Nevertheless, despite any summer additions to natural gas capacity, the sun and wind are projected to outperform it handily. Government and industry sources project 4,000 MW to 5,000 MW for new solar capacity and 5,000 MW to 8,000 MW for new wind power.
The driving force behind this is partly a gradual reduction in the costs of new renewable generating capacity and the subsequent reduction in prices for power that capacity produces. It is partly that renewable capacity can be quickly and inexpensively set up. Since this is often done at the facilities that will consume the power, renewable energy reduces transmission line costs, and this further reduces electricity prices.
Computerized resource and load management has proven that solar and wind can be more reliable sources for producing energy on demand than thermal plants, including nuclear, coal, and natural gas. That is true on a smart grid, even without storage. The costs of energy storage are in steep decline, enabling micro-grids with better security and resilience. And solar and wind power both share one highly competitive edge, which is that the fuel costs never increase.

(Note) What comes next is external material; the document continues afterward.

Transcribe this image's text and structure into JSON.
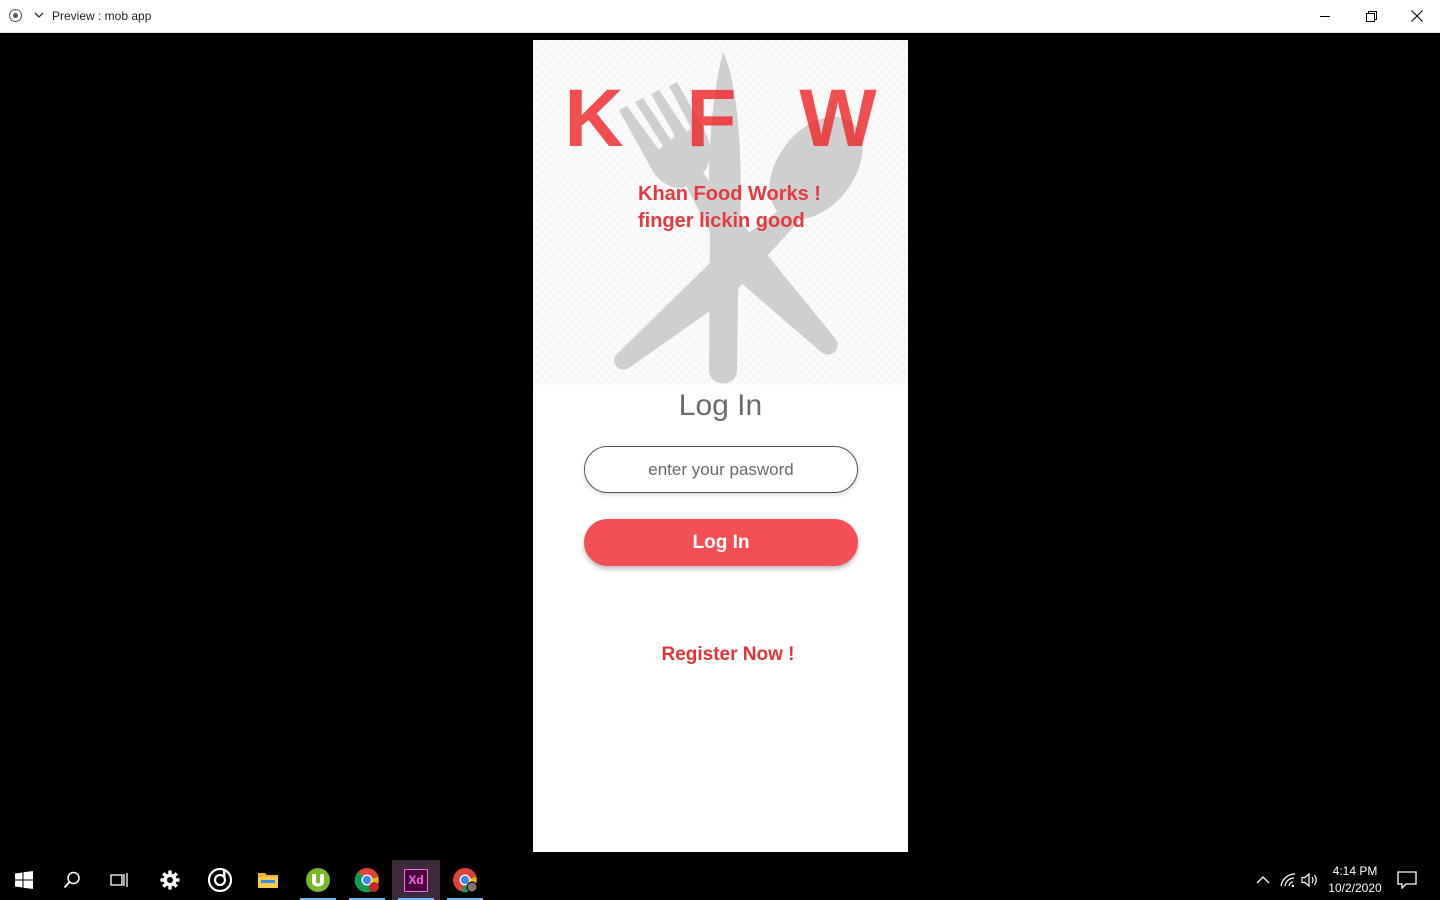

The reduction in costs for solar and wind power is reflected in recent bids for power purchase agreements. In places where incentives and subsidies are small or non-existent the costs have become stunningly low. A recent power auction in Mexico produced prices of power that were below $40 per megawatt hour (MWh) for both solar and wind power, handily beating bids for natural gas capacity. In Dubai, one bid for a solar power purchase agreement covering 800 MW was below $30/MWh. In the United States, the incentives have an effect on the bids, but even combining them with the bid costs, the result is about $45.50/MWh for the average price of wind-generated electricity in 2014.
News of upcoming initiatives highlights the increased attractiveness of renewable power even more. MidAmerican, a subsidiary of Berkshire Hathaway, has announced plans to invest $3.6 billion in new wind farms in the Midwest, with a goal of producing 85% of its electricity from renewable sources by 2020. As impressive as this is, however, it is overshadowed by the long list of big businesses in the Renewable Energy Buyers Initiative. They are pushing to install 60,000 MW of their own new renewable capacity by 2025.